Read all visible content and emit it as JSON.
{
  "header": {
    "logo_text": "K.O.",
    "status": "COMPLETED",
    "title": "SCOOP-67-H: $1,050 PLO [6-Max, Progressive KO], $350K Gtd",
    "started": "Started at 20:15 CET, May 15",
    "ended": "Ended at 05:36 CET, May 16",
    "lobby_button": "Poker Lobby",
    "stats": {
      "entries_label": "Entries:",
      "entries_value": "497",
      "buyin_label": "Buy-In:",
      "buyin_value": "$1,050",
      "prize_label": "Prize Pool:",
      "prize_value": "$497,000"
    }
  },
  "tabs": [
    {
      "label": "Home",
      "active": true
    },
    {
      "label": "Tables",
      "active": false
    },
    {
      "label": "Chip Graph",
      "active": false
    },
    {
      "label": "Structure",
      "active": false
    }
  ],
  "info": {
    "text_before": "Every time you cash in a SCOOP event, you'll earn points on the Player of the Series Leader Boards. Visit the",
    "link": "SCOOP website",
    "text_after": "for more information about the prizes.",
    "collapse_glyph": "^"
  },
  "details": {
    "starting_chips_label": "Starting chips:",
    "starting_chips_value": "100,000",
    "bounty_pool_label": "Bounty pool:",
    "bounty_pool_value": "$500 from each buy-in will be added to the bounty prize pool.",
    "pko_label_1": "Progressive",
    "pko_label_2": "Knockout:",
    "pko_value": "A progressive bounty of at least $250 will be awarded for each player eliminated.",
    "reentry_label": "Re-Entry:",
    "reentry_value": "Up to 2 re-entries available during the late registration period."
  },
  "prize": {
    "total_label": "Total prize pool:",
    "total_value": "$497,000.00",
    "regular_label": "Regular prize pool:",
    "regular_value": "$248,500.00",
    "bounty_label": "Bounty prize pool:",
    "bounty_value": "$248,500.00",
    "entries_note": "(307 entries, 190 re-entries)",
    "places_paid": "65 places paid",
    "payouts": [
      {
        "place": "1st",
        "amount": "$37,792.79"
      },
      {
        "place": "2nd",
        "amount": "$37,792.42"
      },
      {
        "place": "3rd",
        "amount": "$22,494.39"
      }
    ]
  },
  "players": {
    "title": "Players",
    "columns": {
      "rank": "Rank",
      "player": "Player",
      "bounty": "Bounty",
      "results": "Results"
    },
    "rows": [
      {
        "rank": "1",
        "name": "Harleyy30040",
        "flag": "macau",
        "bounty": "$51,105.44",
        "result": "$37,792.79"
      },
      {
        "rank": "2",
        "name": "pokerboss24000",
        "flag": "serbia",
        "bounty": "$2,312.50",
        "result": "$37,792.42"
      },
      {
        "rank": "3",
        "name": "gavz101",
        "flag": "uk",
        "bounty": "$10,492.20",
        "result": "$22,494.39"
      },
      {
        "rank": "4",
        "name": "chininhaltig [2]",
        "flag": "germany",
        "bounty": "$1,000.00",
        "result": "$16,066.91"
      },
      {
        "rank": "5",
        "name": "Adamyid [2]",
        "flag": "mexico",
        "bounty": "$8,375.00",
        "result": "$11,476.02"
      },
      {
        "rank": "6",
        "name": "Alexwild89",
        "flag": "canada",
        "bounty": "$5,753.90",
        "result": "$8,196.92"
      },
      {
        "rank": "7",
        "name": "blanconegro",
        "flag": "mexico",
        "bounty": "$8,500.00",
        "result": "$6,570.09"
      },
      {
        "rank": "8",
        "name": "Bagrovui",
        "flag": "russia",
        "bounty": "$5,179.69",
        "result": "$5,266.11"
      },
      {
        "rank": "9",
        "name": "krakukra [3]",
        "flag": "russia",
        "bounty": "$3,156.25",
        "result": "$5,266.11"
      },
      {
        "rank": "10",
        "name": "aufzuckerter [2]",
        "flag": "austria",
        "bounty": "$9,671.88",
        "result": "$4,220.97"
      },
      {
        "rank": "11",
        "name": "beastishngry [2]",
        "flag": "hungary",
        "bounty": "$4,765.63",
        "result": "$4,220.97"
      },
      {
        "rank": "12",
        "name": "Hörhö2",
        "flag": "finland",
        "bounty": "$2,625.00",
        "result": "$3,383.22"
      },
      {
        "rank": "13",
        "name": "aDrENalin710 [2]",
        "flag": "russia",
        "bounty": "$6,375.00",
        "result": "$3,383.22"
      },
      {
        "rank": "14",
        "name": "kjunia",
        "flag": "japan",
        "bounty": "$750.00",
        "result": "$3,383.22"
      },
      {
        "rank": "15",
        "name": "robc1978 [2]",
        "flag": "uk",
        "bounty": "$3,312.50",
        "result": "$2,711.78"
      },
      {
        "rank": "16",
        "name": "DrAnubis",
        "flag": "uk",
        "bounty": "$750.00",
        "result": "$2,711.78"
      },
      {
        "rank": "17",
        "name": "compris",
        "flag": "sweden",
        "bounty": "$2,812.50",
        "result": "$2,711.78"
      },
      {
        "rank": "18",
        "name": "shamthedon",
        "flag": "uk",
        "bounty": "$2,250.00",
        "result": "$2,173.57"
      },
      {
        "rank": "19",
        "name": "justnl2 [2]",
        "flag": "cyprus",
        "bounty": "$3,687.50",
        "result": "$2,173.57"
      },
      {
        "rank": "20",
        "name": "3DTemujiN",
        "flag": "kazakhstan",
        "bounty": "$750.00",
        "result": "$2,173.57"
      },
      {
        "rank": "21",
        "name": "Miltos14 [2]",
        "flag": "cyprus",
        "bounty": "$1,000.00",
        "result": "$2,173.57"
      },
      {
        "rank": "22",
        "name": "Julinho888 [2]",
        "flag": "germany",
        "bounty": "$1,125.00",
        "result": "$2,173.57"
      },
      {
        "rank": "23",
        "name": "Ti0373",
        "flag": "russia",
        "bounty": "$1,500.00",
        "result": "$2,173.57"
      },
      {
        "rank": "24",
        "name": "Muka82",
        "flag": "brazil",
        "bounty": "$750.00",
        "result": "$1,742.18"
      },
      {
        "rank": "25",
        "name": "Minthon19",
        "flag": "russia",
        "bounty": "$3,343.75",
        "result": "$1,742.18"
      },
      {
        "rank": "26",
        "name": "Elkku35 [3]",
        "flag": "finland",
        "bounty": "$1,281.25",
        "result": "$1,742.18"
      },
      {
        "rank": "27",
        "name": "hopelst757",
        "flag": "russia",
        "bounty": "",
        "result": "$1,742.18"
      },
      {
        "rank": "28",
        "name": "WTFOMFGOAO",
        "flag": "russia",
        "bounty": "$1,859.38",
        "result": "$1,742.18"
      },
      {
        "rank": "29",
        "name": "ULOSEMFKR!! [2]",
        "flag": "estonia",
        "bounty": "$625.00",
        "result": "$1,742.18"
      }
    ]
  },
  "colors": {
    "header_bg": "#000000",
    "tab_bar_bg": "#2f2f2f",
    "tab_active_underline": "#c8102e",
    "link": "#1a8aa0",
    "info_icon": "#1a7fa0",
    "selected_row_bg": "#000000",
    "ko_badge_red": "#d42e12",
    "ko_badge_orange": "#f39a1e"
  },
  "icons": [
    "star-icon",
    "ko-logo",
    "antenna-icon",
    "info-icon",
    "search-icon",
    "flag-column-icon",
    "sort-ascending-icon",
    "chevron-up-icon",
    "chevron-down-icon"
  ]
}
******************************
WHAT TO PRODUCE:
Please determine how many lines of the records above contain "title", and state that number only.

ANSWER TO THIS TASK:
2